## WORK INSTRUCTIONS
Please return all lines of the data below containing the string "screenshot".

### EXERCISE MATERIALS ###

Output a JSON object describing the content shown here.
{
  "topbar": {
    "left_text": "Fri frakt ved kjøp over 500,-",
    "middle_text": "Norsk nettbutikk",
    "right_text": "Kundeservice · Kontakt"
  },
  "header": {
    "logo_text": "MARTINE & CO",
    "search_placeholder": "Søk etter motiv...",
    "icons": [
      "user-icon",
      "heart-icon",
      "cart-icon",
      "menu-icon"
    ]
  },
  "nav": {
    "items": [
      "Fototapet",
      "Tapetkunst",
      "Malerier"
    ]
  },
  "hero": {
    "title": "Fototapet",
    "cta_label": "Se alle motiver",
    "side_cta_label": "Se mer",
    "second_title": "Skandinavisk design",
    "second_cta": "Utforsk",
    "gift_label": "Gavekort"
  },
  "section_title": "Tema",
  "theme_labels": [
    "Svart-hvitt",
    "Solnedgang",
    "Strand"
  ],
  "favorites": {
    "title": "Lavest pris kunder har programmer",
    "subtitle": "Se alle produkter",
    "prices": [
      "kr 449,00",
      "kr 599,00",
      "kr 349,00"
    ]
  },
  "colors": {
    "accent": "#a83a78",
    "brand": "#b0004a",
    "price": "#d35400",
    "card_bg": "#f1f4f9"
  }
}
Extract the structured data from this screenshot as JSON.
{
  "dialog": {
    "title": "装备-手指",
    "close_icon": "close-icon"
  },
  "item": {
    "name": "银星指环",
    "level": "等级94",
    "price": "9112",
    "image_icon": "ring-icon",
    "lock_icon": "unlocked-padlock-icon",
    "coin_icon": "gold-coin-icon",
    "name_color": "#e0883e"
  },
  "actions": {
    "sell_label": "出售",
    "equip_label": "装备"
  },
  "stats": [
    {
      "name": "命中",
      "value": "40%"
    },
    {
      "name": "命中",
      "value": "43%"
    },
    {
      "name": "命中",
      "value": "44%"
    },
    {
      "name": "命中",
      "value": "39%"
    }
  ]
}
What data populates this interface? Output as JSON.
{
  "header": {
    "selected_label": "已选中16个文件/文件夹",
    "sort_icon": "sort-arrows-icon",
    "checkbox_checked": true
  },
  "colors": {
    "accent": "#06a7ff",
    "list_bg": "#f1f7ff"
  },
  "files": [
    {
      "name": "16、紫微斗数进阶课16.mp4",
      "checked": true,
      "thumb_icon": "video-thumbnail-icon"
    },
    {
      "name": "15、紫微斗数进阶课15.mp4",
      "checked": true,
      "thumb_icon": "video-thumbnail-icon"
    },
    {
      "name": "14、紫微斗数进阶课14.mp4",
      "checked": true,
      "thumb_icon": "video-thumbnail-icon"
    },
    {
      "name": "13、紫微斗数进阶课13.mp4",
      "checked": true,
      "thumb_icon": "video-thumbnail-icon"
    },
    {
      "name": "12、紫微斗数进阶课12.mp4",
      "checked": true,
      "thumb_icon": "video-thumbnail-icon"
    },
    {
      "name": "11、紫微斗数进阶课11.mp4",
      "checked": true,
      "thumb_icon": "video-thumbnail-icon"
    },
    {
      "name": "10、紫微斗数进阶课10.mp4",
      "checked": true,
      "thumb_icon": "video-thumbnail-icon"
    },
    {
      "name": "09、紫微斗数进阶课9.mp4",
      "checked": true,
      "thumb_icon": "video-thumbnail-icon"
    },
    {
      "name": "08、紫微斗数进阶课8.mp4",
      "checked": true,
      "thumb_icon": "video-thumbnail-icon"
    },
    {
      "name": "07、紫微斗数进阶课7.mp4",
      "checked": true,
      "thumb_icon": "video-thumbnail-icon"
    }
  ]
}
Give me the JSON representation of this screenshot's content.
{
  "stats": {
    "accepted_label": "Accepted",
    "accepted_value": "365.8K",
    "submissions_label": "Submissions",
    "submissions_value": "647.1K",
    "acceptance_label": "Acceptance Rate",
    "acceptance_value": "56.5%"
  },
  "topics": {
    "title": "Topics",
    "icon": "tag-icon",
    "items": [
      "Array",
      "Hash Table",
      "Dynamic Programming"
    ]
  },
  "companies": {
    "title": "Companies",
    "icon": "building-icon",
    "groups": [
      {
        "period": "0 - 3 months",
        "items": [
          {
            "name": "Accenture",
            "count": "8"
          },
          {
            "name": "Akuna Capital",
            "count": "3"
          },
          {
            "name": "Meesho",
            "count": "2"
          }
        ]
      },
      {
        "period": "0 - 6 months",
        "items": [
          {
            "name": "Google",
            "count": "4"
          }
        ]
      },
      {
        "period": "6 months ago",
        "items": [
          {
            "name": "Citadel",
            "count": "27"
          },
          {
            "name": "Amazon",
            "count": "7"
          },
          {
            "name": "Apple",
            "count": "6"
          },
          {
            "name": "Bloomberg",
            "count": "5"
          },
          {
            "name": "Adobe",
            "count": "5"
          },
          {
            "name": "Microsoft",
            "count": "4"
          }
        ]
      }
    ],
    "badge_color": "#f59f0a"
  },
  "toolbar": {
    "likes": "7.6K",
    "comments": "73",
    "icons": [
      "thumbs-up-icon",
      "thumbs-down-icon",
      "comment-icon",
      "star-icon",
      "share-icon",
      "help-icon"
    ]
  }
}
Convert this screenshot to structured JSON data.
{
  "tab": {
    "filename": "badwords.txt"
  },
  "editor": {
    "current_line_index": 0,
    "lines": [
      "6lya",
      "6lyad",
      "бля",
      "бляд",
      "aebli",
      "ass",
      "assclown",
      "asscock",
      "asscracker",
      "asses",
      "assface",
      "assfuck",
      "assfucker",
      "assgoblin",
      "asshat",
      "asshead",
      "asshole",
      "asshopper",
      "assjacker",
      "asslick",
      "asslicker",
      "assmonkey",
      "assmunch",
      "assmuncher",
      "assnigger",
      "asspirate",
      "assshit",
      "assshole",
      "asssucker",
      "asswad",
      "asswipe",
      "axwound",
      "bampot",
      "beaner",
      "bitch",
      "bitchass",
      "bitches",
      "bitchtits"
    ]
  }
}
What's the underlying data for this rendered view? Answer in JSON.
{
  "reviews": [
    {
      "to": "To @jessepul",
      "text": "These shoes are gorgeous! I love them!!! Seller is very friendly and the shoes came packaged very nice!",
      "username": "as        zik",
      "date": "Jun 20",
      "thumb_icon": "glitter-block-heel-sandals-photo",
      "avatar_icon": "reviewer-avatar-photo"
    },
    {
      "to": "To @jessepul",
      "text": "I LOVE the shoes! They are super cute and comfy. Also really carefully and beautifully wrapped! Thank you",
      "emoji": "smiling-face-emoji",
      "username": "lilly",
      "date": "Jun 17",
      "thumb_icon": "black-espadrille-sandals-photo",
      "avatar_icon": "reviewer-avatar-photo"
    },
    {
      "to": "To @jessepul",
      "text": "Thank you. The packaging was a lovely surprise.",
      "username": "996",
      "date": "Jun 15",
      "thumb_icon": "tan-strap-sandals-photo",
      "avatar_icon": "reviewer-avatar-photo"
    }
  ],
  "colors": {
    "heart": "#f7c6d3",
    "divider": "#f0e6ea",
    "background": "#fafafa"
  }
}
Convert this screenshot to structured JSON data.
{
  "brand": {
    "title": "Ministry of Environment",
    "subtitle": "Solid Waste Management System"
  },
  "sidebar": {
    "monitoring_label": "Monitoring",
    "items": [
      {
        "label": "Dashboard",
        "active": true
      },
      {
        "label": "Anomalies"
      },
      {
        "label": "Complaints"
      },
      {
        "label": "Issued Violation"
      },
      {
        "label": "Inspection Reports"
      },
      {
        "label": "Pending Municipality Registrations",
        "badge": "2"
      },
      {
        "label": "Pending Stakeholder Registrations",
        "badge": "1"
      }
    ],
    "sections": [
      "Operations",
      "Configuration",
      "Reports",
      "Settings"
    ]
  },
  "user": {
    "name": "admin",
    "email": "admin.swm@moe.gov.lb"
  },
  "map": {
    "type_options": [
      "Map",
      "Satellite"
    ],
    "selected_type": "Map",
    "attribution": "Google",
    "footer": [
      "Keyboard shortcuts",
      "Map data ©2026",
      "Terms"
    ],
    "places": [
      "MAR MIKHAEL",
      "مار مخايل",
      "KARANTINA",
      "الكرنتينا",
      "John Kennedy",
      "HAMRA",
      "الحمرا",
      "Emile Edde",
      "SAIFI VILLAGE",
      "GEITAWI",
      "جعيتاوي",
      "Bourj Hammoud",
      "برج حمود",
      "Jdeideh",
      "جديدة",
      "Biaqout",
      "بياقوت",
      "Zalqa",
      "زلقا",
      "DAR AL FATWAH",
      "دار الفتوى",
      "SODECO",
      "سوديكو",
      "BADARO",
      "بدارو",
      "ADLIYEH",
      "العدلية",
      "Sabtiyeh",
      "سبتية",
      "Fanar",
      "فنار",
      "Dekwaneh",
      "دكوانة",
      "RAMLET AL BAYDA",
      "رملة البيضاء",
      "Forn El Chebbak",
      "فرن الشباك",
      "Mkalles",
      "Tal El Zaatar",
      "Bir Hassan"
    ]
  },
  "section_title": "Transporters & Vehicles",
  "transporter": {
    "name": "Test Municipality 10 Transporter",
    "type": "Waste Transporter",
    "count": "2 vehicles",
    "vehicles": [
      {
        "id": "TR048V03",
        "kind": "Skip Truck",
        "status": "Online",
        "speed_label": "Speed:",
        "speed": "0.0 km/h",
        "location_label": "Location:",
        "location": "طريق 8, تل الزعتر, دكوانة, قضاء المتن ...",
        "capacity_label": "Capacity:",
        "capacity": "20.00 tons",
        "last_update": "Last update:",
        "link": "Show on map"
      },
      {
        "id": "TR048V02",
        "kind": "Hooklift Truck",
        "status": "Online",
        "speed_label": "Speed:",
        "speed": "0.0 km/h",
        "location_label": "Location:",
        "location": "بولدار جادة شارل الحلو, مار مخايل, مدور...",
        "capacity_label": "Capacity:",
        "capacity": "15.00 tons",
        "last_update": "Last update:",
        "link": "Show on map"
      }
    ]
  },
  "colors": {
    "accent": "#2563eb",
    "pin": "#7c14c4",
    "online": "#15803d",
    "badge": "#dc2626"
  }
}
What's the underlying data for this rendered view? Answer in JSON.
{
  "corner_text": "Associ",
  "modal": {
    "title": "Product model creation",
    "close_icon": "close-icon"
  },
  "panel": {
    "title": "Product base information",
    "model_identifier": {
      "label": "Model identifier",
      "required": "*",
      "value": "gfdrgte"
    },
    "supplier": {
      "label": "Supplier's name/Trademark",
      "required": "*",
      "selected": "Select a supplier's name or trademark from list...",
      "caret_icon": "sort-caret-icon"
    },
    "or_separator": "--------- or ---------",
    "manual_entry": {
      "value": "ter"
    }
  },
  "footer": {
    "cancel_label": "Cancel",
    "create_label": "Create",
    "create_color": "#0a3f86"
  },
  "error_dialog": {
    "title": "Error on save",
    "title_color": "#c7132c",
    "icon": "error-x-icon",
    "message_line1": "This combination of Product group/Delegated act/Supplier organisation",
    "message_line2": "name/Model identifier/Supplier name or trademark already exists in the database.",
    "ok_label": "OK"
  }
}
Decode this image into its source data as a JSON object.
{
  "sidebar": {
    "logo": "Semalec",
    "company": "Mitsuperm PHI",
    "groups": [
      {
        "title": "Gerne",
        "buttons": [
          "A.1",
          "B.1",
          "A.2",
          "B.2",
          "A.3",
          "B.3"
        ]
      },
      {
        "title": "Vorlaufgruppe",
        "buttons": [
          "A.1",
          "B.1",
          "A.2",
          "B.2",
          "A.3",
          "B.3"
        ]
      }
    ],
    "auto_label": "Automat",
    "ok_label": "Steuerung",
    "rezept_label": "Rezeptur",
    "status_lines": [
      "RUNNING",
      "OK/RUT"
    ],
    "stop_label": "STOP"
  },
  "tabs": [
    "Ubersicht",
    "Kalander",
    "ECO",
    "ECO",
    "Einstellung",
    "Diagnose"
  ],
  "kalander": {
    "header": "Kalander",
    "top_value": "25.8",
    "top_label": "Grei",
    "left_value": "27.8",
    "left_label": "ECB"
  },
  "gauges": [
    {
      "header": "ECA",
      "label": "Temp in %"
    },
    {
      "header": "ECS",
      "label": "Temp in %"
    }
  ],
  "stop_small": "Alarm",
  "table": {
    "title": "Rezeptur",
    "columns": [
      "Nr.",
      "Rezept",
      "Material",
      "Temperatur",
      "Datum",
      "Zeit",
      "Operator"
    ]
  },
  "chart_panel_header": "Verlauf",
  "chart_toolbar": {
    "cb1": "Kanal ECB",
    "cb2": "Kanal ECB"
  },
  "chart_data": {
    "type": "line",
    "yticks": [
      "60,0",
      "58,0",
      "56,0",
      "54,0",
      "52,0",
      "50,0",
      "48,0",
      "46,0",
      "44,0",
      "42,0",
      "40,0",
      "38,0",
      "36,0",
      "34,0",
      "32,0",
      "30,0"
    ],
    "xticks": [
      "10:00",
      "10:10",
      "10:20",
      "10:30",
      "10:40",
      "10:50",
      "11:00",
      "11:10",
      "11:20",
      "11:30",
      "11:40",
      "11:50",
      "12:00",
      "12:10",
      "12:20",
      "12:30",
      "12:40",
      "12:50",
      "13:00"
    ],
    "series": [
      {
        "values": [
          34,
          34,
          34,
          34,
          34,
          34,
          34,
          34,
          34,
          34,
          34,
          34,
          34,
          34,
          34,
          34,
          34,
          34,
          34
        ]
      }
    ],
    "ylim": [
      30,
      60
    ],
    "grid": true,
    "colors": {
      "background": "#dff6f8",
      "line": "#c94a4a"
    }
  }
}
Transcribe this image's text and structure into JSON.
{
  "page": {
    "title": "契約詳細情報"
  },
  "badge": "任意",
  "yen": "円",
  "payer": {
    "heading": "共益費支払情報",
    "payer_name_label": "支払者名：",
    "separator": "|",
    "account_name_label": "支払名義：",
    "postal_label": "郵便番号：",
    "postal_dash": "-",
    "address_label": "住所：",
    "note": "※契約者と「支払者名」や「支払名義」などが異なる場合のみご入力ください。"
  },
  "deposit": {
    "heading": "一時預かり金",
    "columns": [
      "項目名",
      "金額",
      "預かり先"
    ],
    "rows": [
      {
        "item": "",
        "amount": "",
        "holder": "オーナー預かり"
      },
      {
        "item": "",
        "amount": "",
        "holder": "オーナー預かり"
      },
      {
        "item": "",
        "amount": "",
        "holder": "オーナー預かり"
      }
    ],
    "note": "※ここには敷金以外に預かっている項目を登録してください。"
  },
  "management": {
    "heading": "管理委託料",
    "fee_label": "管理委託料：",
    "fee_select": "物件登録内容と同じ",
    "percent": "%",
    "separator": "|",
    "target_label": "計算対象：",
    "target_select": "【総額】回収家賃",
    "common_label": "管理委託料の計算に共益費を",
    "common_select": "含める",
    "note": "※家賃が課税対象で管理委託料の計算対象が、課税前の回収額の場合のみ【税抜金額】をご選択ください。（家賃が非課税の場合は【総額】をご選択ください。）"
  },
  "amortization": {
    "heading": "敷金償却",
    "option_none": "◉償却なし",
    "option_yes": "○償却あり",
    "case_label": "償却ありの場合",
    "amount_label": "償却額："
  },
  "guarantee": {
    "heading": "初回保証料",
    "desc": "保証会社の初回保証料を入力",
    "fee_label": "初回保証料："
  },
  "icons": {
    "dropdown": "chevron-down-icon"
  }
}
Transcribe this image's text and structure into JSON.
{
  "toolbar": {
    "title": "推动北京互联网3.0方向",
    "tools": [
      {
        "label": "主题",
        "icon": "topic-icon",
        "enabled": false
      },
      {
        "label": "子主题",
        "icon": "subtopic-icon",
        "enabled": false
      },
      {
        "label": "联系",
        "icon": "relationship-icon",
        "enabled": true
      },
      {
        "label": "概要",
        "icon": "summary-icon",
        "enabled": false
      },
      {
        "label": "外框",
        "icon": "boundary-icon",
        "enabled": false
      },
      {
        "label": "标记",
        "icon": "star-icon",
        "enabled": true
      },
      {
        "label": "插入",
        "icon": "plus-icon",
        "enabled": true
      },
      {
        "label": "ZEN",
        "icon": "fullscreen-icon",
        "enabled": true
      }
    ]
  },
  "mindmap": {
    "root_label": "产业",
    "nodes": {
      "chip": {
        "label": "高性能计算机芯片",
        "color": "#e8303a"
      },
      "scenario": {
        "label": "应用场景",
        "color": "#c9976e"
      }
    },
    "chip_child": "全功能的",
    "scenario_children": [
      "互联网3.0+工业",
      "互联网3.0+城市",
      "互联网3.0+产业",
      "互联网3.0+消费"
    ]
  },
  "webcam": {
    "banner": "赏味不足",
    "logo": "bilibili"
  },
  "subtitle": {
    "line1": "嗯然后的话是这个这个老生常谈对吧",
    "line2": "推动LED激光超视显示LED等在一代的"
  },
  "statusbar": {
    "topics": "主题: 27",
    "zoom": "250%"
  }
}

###

## ANSWER SECTION
Extract the structured data from this screenshot as JSON.
Give me the JSON representation of this screenshot's content.
Convert this screenshot to structured JSON data.
Convert this screenshot to structured JSON data.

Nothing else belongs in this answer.